As regular readers will know I love a charity shop. I spend quite a bit of time in them, and at car boot sales, looking out for vintage board games and toys. What you might not also know is that I’m a huge fan of the London Underground. I always keep my eyes open for tube memorabilia, although that’s never as plentiful as vintage games. Sometimes though the two passions come together and I go home very happy. That’s exactly what happened when I came across a small brown box in the middle of a pile of bric-a-brac that had the magical word “Underground” on it.
What are the games and how do you play
Gibson released the original set containing parlour games The Underground Game and What’s the Letter in 1977. They’re both relatively simple games that can be played with between 4 and 12 players. In The Underground Game there are 32 clues where the answer to each one is the name of a station on the London Underground. For those players that don’t have an encyclopaedic knowledge of the Underground the game was supplied with maps of the network so that all players had an equal chance. More on those maps later.
What’s the Letter follows a similar format with 23 questions where the answer to each one is just one of two letters.
The thing that strikes me with both of these games is that once you’ve played them once you’re likely to remember the answers, making any subsequent games a bit pointless. Or am I over thinking it?
Whatever your views, both these simple games are quite good fun to play at any large gathering, or to use in some sort of a quiz or similar.
London Underground Pocket Maps
As an Underground fan I always love anything that related to the Underground, but the inclusion of vintage tube maps in the game took it from something I was just quite interested in, to something I simply had to buy. These aren’t maps designed just for the game, but instead the ones that passengers could pick up for free at tube stations.
The version of the game that I picked up isn’t the original 1977 one (you can tell by the fact that the original version apparently didn’t have anything in white written on the box). I’m not exactly sure when it does date from though. The tube maps I have are dated 1985, but looking online I’ve seen similar versions with the white writing being sold with 1978 tube maps.
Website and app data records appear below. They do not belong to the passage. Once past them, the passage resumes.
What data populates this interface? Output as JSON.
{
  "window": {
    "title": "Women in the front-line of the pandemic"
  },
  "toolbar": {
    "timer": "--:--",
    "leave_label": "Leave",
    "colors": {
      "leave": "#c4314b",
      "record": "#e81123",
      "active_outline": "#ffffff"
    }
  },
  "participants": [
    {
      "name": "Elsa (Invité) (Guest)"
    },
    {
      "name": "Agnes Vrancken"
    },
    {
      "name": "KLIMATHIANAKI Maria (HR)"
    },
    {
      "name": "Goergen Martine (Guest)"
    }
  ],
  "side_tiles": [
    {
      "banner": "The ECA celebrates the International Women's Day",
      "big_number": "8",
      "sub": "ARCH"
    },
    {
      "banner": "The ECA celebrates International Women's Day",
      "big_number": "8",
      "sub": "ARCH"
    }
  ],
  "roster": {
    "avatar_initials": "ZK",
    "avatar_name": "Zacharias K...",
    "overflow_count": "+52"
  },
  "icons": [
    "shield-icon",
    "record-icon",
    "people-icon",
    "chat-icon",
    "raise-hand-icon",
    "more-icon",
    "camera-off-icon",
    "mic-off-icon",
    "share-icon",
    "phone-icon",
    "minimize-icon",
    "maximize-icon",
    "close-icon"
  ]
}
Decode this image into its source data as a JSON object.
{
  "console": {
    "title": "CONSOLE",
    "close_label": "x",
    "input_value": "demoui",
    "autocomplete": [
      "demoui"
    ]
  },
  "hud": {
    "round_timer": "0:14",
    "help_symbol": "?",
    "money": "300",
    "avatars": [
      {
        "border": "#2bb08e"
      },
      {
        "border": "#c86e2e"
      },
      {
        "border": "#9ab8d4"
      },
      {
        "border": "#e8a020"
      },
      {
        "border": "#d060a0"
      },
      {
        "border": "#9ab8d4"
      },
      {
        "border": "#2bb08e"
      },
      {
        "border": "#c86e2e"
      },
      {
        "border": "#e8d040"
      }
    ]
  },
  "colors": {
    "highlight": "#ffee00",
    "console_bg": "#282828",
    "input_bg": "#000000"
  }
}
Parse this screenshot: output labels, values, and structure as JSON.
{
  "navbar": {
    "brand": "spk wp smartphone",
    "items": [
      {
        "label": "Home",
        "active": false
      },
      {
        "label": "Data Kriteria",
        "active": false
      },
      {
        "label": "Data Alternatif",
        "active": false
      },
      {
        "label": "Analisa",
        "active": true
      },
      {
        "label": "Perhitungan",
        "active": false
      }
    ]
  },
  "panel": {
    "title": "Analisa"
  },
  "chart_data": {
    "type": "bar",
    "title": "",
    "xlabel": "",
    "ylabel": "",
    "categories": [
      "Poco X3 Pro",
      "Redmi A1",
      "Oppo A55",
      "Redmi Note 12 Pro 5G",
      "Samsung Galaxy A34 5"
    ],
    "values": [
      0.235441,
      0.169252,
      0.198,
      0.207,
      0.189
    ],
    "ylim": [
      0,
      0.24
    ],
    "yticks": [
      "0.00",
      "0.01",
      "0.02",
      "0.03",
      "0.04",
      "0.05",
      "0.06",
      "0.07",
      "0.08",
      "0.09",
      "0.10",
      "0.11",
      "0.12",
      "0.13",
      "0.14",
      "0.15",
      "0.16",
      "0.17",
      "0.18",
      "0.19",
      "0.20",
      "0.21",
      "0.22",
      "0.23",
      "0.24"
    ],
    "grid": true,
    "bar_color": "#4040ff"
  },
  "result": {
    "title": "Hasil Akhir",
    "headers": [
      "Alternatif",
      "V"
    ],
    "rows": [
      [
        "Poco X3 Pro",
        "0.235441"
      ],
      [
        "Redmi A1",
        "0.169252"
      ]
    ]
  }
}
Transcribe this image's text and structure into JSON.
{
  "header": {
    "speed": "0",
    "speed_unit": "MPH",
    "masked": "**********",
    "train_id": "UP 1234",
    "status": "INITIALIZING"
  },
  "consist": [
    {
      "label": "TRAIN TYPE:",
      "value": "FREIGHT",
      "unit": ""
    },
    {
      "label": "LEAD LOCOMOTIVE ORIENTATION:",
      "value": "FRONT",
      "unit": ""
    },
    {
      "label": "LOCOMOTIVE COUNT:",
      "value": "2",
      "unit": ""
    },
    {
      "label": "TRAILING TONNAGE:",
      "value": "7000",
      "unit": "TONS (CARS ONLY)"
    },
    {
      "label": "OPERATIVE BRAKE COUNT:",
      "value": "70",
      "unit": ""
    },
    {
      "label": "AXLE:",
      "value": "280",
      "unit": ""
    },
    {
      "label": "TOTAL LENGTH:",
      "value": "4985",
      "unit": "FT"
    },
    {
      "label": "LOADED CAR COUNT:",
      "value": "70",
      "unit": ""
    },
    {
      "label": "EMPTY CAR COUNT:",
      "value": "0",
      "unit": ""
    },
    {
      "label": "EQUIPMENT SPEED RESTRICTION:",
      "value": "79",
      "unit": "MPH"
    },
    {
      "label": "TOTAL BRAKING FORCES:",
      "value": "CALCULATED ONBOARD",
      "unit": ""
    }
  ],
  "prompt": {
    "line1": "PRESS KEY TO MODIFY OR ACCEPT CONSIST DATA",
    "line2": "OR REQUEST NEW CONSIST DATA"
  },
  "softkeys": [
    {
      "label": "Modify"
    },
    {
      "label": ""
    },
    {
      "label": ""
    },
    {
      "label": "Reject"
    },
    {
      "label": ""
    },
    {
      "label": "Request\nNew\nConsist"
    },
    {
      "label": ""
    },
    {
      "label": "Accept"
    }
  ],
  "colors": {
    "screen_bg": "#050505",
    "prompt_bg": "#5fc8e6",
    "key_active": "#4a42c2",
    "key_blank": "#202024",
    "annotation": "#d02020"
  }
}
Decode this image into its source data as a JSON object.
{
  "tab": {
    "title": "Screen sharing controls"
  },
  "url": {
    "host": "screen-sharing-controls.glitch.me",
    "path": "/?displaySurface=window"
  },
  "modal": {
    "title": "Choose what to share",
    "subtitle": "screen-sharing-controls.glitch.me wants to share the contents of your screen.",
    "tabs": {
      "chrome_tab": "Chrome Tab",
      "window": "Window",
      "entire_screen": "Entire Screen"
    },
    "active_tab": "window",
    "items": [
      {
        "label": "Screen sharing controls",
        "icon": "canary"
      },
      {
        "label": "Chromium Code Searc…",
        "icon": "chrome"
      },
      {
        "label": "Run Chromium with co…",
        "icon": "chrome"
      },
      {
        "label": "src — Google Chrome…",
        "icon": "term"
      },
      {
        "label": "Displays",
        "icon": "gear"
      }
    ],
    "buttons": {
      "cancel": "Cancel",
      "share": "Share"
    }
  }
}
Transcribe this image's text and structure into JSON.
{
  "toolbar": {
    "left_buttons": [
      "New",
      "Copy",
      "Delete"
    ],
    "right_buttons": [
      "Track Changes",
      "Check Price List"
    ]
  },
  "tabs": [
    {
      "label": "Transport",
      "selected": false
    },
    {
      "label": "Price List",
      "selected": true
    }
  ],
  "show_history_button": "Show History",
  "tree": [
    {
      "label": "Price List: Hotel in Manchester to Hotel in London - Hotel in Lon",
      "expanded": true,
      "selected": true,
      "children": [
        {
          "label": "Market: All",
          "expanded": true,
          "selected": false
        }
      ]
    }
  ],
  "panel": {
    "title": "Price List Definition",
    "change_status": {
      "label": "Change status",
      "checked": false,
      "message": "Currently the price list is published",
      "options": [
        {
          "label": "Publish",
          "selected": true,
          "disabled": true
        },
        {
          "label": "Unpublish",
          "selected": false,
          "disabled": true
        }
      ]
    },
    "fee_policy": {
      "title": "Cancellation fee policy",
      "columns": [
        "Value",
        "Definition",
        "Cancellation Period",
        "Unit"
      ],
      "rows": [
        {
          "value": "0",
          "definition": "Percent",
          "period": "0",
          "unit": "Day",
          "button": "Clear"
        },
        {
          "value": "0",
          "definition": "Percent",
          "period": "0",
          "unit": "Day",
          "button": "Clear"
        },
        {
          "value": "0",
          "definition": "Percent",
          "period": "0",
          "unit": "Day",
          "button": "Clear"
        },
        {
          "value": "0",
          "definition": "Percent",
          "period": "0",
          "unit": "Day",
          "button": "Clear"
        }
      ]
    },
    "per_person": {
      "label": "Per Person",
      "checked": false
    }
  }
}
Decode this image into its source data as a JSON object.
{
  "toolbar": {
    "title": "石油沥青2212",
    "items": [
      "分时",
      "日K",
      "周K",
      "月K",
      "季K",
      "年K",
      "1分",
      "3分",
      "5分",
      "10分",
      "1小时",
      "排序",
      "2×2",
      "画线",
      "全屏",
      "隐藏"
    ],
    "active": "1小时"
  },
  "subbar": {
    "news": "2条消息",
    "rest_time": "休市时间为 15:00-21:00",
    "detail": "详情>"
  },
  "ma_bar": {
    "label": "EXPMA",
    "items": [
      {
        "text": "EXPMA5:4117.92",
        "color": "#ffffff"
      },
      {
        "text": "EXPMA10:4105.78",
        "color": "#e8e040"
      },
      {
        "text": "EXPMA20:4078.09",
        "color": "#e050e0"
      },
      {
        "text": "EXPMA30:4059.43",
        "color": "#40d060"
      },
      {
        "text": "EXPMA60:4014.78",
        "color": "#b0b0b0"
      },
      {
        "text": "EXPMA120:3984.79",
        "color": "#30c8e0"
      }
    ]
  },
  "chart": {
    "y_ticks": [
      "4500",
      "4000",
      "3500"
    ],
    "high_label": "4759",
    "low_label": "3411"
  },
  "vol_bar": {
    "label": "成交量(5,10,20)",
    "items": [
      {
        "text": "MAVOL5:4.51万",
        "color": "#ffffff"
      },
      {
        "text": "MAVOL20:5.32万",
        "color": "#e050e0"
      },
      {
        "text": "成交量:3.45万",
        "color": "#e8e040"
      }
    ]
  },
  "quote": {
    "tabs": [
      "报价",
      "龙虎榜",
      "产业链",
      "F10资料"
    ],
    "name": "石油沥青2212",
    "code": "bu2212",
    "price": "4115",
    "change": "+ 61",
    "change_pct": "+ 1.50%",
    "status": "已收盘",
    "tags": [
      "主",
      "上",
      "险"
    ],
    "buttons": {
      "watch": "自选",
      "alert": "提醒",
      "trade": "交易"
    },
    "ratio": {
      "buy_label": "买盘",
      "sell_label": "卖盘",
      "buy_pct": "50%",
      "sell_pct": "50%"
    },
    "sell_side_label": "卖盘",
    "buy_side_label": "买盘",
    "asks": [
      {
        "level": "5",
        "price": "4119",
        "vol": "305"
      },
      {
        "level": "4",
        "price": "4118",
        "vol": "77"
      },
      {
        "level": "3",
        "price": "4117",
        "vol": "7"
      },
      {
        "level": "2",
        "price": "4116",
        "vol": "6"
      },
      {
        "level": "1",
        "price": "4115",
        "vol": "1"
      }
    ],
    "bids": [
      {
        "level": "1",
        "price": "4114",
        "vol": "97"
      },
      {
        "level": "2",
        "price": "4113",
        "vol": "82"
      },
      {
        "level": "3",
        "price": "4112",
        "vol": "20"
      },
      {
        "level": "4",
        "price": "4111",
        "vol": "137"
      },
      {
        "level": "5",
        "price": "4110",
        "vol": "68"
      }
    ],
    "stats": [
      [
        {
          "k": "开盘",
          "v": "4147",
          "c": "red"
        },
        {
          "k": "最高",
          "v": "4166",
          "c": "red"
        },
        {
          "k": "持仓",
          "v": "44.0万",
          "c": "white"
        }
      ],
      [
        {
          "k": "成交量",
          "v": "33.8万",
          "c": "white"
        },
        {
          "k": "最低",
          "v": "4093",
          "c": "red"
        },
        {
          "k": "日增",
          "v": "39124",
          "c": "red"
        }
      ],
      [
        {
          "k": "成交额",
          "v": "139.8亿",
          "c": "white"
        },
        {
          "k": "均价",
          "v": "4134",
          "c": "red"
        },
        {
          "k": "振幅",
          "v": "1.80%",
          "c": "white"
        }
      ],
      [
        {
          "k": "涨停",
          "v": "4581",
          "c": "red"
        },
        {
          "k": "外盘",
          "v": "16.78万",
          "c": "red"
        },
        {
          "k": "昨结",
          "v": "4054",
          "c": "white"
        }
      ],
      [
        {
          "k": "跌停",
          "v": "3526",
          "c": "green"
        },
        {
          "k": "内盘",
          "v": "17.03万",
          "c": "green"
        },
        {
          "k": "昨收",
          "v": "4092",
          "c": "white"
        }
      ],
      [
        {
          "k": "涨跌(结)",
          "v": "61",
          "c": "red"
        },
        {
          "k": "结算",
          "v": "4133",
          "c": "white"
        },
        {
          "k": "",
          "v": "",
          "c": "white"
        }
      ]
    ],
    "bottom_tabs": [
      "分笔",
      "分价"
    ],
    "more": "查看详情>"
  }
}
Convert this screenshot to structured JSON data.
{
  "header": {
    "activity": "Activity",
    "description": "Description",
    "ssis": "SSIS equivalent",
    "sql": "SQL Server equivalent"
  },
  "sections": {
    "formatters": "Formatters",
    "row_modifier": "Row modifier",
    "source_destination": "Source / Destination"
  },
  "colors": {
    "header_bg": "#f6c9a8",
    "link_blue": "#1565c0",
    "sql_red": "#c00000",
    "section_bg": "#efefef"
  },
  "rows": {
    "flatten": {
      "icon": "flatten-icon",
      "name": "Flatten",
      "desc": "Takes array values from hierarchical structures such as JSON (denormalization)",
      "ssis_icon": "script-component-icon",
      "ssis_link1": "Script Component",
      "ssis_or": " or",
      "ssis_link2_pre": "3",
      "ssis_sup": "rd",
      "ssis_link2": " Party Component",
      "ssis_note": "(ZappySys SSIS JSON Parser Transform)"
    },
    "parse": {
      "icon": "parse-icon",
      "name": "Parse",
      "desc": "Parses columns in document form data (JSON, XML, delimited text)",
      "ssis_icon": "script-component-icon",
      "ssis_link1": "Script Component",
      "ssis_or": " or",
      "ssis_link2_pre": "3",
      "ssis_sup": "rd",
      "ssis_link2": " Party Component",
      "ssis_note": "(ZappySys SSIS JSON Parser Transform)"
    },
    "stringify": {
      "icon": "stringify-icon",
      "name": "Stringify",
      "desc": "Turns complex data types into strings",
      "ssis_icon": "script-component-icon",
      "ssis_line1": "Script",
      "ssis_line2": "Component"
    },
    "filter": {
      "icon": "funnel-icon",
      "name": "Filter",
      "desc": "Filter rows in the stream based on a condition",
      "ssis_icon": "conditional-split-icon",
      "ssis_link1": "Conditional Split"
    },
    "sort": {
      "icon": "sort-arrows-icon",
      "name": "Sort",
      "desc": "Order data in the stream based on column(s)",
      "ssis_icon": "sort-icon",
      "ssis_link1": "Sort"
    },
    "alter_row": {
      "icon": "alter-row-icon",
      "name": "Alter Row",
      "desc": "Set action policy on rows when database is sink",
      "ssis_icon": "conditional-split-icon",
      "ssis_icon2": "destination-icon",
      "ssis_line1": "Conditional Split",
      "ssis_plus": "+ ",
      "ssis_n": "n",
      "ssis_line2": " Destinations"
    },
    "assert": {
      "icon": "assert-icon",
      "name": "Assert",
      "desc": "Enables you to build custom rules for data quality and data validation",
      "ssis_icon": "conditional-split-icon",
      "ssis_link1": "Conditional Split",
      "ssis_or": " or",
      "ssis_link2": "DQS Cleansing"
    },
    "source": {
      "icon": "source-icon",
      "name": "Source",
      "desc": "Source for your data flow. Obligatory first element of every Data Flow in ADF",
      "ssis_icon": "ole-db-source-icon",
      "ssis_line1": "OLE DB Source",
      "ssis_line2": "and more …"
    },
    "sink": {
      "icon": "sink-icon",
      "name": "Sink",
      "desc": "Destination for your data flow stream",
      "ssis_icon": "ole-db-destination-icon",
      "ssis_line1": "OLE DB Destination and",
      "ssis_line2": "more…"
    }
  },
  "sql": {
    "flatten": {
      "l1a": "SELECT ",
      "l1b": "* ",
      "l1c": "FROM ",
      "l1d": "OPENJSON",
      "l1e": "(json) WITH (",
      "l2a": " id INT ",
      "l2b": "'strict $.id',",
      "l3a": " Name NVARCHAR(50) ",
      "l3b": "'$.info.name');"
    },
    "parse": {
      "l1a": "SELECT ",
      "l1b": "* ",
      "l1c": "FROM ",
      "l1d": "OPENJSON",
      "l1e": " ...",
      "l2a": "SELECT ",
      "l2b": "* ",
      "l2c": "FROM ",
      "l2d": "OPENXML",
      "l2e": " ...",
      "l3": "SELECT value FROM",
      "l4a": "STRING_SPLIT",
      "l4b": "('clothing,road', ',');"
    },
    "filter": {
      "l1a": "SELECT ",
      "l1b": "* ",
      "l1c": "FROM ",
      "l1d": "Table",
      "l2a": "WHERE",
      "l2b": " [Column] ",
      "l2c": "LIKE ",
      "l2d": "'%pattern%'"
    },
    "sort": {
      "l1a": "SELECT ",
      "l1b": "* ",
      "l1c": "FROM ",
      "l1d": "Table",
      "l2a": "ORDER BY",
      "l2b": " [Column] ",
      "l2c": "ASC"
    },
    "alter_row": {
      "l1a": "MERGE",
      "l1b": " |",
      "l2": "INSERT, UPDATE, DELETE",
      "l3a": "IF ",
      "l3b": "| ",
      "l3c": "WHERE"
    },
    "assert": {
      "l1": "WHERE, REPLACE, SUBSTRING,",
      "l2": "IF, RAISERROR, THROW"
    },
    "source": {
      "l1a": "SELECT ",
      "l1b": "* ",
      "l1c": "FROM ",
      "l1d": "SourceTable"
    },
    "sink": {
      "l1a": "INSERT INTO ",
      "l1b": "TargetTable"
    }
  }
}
I’m left wondering quite how this all worked when the game was first released. Did they have some arrangement with London Underground where they sent them a load of maps that were then put into boxes? Or was a member of staff dispatched to the nearest station to H P Gibson and Son’s London office and instructed to bring home as many maps as they could? Which different versions of the map were included in different versions of the game? Does anyone know?